I really think it’s all a matter of attitude.  Today, being Friday the 13th got me to thinking about this.  I did an in-depth article on this on the other blog.  If you’d like to read some fun facts and myths, check it out.   http://sunni-faeriebookloft.blogspot.com/

Sunday, April 8, 2012

Fond Memories of the Hay Meadow

Yes that is what comes to mind when Easter rolls around.  I guess we probably had a different childhood than most people.  We grew up on a farm and things were very tight when you tried to raise a family of seven on a farmer’s income.  I’m not sure how my parents managed it at times.

But we had plenty of chickens and would color eggs before Easter.  Somehow my dad always managed to find the money to get a package of that La Paz Easter egg dye every year.  We would mix the different colors in cups or bowls and then “ooh” and “aah” as we moved the eggs around with a spoon until they were just the right color.
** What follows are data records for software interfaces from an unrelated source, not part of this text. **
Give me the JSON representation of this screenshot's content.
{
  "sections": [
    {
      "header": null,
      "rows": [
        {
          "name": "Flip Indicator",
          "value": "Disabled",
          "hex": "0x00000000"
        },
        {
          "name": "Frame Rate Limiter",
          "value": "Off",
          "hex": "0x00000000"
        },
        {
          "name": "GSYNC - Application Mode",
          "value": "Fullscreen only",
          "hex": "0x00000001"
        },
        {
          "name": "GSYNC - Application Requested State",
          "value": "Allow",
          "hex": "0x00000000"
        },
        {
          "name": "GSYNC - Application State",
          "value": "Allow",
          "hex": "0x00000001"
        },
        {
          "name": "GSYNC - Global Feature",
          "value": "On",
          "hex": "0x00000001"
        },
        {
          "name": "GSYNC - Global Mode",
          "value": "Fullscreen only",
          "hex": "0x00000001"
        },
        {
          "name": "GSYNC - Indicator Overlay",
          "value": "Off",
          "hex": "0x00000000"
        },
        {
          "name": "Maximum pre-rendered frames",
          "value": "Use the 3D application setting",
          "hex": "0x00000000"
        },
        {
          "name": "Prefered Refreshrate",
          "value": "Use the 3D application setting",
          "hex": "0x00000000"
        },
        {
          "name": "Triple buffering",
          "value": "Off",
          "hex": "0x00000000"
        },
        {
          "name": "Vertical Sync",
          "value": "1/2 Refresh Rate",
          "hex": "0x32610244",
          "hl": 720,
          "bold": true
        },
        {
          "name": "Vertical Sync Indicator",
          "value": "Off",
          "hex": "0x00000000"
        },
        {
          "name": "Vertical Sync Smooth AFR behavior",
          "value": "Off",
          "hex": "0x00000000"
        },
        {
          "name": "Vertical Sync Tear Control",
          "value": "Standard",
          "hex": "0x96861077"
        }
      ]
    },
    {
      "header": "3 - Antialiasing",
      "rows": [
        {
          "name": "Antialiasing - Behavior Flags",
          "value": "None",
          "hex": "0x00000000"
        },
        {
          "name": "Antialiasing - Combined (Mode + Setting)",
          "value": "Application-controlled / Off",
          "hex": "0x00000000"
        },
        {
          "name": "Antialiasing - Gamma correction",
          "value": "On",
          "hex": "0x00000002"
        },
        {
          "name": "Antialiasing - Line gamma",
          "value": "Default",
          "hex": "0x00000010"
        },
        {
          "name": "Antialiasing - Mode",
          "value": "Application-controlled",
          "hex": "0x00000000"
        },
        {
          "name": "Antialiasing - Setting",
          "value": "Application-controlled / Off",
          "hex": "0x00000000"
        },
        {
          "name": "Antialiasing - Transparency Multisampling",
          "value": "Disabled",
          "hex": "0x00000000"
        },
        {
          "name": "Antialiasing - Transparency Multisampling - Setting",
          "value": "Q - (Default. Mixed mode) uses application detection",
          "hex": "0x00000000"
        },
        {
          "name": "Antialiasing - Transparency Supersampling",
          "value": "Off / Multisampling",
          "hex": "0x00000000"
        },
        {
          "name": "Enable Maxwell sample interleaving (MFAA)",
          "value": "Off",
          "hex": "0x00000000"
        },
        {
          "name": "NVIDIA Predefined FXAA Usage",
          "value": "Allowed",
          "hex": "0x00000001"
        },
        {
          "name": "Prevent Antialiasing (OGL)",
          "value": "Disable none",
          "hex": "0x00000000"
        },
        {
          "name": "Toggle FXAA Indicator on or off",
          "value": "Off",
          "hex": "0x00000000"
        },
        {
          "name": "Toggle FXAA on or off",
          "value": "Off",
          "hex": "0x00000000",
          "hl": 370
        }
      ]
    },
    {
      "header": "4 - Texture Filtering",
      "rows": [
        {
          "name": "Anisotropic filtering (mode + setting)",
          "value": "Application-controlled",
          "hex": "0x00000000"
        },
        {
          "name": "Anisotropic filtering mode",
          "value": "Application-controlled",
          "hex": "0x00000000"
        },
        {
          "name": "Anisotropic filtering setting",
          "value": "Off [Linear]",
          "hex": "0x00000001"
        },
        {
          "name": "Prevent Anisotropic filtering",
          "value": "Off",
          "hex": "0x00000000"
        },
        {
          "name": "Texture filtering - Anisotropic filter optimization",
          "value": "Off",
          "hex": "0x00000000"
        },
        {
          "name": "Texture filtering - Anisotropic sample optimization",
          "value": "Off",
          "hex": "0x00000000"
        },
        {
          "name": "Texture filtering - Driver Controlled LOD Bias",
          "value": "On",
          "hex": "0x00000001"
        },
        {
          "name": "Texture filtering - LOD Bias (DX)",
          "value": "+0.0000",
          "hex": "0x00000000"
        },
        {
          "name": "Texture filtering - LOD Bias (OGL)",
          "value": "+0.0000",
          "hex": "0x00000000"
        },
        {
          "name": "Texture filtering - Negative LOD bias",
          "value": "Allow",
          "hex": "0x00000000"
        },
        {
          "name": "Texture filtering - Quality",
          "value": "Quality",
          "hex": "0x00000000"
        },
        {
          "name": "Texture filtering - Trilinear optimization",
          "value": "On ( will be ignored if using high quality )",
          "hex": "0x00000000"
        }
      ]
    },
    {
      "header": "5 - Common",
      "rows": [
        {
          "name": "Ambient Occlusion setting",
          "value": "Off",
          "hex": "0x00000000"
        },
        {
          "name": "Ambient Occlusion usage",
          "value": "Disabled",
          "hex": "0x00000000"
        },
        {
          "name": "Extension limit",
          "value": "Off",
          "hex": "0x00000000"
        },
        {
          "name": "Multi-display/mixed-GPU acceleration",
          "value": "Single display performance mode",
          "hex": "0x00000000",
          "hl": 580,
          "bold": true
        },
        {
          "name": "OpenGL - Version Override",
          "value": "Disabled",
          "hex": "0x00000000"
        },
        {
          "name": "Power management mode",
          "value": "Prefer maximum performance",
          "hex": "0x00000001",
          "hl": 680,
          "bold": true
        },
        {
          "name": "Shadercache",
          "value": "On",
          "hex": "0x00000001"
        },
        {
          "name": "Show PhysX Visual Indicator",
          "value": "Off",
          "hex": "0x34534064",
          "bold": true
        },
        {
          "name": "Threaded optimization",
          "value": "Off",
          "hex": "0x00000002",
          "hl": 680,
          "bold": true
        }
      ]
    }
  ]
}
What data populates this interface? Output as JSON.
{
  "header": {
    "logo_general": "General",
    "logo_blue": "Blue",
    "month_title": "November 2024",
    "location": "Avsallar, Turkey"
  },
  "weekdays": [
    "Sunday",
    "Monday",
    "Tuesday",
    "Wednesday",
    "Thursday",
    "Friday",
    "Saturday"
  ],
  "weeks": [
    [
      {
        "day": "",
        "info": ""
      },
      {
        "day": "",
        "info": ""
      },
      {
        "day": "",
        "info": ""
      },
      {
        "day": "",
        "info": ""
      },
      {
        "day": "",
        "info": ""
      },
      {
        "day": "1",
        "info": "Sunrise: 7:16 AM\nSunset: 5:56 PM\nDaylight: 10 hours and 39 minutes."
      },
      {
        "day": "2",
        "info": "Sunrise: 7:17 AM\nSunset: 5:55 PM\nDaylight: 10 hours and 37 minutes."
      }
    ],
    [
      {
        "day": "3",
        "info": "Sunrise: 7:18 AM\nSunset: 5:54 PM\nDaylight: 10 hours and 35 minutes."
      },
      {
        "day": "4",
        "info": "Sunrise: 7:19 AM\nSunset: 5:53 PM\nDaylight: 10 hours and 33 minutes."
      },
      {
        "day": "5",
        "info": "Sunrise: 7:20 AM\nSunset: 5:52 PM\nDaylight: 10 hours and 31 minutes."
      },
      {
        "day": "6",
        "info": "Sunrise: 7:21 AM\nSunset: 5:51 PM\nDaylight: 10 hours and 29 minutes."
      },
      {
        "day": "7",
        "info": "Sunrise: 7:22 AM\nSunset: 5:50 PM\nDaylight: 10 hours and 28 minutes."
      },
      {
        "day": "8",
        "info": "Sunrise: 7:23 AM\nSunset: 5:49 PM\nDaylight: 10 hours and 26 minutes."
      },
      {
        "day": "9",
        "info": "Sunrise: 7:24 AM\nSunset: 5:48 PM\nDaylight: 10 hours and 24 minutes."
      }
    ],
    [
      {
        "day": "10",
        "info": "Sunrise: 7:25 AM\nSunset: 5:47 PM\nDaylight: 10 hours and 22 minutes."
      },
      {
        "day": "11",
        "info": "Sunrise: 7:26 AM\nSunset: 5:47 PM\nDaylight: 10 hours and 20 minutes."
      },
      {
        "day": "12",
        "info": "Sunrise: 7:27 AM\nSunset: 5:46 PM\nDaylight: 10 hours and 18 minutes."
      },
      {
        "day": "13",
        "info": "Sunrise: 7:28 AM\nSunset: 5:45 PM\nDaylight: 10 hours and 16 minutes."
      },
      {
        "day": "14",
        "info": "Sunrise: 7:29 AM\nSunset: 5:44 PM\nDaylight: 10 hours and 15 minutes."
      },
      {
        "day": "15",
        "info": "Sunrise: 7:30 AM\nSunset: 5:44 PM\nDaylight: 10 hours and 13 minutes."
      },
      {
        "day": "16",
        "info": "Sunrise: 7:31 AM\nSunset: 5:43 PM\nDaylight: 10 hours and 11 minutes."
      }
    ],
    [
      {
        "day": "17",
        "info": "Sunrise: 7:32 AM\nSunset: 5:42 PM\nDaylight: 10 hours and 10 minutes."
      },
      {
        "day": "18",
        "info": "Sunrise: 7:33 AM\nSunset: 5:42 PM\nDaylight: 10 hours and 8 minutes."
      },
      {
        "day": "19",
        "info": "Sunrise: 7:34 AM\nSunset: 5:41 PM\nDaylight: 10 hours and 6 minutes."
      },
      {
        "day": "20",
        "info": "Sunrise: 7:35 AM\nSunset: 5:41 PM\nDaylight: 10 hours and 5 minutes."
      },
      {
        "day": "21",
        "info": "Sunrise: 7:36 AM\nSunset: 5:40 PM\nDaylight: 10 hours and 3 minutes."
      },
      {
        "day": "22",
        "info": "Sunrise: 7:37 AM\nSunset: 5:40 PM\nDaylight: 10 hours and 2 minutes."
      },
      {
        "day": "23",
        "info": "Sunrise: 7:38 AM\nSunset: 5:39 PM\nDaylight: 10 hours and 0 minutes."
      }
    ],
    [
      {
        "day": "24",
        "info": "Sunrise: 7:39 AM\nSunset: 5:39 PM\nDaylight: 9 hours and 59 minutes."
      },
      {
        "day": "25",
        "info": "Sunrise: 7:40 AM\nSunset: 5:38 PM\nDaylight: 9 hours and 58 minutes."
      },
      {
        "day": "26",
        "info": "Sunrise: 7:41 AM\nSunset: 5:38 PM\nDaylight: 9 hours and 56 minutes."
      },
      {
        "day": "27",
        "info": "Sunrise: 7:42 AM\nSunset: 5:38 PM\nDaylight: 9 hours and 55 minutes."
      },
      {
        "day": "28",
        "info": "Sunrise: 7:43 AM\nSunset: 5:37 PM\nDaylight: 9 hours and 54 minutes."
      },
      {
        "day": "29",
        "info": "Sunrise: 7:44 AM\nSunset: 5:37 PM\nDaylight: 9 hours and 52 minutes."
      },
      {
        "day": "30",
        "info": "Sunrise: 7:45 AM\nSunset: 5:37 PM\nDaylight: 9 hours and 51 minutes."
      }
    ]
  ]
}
You can imagine the five of us girls crowded around a small kitchen counter to do this.  My two brothers weren’t all that interested in coloring eggs.

On Sun rnorning we would all pile into the old pink and white station wagon and my parents would drive us all down the road to the hay meadow to look for eggs.  At some point daddy must have gone out to hide them in the clumps of hay.  He was always gone tending the crops so we probably thought nothing of him leaving the house.  He would get a couple packages of those candy eggs too to mix in with the bunch of chicken eggs we colored and all of us kids would squeal with delight as we stumbled over each other to get out of the car and attack the hay meadow.  You have to understand we never did much at all growing up, so this was definitely an event.

That afternoon we would sit around and look at our treasures as we ate the stuff and “oohed” and “aahed” again at all the beautiful colors.  We rarely had any sweets either so we gorged ourselves on those sweet eggs and practically got sick every year, but it was worth it.  That stood out as a high point in our lives growing up. We still talk about it today as adults.

I guess it’s a good thing that hay was never harvested until after Easter.  It gave us kids something to look forward to every year. There was certainly no other place on the farm to hide Easter eggs.  That spot was perfect.

Thursday, April 5, 2012

I feel ancient today!

Do YOU ever have those days? 

I'm heading for the Advil and to bed.  I've been at it all day - getting a magazine together.  Of course nothing goes as planned so it took most of the day to covert some files I needed and then to crop and resize them, along with getting copy together and finishing up some articles.  I'm still waiting for some author interviews, but at least I made some progress so all my weariness isn't for nothing.

I have to relax my neck and shoulders because it's back at it bright ad early.

Night all.

Tuesday, April 3, 2012

The Perils When Wind Howls in the Desert

Well yesterday was one hell of a day.  The wind blew with hurricane force all day, hammering the windows, whizzing past the corners of the house and rattling the garage doors.  I can certainly see what has carved out all the red rocks all around us over the years.  They stand in various majestic shapes and are really breathtaking, but the wind is horrid!

It blew a heavy trash can down the street.  Lying on its side, it flew along in the gutter so fast that it was three blocks away by the time we caught up with it.  My neighbor was out chasing his down too.  I saw it blow across the street as it accelerated away at lightning speed.  All kinds of stuff will blow by when the wind gets like that.  Most things disappear never to be seen again.  I’m sure there must be hole someplace in the desert it all ends up in.  People have been known to lose patio chairs and cushions, tents and even barbeques.  Nothing is safe unless you have it chained down securely to something that won’t move.

To top the day off we discovered the pilot light on the water heater had blown out sometime during the course of it all, so we were out lighting it at 10:30 last night.  And it really makes me wonder how that happened because it is in a separate enclosed room in the garage.  Hmmm………